In obstructive sleep apnea (OSA), the short-latency inhibitory reflex (IR) of inspiratory muscles to airway occlusion is prolonged in proportion to the severity of the OSA. The mechanism underlying the prolongation may relate to chronic inspiratory muscle loading due to upper airway obstruction or sensory changes due to chronic OSA-mediated inflammation. Continuous positive airway pressure (CPAP) therapy prevents upper airway obstruction and reverses inflammation. We therefore tested whether CPAP therapy normalized the IR abnormality in OSA. The IR responses of scalene muscles to brief airway occlusion were measured in thirty-seven adult participants with untreated, mostly severe, OSA, of whom 13 were re-studied after the initiation of CPAP therapy (usage >4 hours/night). Participants received CPAP treatment as standard clinical care and the mean CPAP usage between initial and subsequent studies was 6.5 hours/night (range 4.1-8.8 hours/night) for a mean of 19 months (range 4-41 months). The duration of the IR in scalene muscles in response to brief (250 ms) inspiratory loading was confirmed to be prolonged in the participants with OSA. The IR was assessed before and after CPAP therapy. CPAP treatment did not normalize the prolonged duration of the IR (60 ± 21 ms pre-treatment vs 59 ± 18 ms post-treatment, mean ± SD) to airway occlusion observed in participants with severe OSA. This suggests that the prolongation of IR reflects alterations in the reflex pathway that may be irreversible, or a specific disease trait.

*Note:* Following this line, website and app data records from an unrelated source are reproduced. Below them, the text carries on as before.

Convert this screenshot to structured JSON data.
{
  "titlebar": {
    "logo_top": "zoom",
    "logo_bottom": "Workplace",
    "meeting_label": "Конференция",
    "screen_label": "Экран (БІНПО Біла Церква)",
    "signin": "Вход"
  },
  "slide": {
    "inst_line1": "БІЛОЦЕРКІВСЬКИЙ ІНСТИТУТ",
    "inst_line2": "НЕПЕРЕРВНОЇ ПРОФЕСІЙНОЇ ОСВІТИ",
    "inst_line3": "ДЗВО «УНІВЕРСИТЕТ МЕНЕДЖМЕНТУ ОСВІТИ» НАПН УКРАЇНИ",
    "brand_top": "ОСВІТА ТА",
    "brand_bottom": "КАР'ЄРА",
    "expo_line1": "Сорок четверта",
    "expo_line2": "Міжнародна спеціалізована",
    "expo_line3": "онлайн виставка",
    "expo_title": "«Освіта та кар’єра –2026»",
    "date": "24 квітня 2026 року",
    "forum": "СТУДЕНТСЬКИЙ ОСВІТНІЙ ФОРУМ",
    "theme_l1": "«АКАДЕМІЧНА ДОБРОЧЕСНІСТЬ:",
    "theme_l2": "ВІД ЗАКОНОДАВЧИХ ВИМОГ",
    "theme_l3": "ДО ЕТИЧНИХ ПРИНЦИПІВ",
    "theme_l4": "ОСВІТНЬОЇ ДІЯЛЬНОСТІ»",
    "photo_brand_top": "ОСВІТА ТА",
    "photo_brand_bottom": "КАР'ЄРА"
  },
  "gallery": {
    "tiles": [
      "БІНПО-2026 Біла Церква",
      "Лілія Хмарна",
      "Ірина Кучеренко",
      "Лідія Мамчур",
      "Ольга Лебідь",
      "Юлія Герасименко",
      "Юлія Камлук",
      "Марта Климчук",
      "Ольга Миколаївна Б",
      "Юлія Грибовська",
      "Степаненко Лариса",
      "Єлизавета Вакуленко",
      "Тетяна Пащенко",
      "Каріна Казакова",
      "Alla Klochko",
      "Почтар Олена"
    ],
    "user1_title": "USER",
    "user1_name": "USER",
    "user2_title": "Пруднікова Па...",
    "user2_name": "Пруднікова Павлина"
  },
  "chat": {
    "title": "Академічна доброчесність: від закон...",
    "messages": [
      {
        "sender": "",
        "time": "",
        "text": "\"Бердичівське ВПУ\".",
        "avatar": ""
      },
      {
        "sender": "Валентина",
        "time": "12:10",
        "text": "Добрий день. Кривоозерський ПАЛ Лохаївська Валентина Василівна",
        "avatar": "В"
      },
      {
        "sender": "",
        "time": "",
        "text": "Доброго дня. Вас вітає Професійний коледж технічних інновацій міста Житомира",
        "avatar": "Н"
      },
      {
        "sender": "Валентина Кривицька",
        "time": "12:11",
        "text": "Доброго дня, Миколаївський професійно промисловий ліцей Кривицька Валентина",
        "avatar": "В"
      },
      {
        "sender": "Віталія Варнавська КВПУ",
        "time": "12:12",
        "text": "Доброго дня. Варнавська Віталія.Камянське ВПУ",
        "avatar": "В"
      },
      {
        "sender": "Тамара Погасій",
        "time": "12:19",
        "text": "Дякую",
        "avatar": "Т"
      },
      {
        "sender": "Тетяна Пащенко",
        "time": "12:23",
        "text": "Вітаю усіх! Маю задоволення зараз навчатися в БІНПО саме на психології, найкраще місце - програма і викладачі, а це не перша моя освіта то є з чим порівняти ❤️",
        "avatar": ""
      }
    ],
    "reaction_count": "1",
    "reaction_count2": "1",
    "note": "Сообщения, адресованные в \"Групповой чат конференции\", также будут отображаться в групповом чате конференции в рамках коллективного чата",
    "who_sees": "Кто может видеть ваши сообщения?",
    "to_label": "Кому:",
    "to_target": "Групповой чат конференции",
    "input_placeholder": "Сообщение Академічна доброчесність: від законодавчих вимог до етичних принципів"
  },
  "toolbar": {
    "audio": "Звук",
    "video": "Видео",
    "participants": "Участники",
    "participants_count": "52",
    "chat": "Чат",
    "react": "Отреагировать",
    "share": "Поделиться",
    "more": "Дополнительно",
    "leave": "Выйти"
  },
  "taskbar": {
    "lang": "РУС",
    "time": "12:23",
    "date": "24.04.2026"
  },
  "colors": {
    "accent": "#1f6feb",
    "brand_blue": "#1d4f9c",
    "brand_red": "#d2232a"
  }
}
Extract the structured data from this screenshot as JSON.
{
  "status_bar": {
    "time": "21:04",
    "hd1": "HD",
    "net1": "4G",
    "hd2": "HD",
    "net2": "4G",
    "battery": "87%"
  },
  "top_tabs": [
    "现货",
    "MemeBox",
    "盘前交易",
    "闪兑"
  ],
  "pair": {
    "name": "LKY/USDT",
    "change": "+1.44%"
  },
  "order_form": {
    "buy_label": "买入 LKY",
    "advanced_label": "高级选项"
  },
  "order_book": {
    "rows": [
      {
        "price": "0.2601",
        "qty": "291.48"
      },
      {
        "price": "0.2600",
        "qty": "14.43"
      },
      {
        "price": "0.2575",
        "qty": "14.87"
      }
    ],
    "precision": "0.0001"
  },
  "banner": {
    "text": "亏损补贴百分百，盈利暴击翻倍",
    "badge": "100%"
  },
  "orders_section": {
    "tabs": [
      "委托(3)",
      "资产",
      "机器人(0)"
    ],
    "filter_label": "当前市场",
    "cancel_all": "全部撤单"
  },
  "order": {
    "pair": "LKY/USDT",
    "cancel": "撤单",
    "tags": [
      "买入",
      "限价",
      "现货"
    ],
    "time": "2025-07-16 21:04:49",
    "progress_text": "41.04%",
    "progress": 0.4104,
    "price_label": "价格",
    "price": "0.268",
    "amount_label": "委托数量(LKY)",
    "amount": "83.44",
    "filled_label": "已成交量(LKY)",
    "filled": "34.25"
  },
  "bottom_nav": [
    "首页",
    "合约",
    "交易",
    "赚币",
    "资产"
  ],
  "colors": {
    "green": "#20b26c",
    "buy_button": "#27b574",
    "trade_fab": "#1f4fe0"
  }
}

- obstructive sleep apnea
- scalene muscle
- reflex inhibition
- Copyright © 2015, Journal of Applied Physiology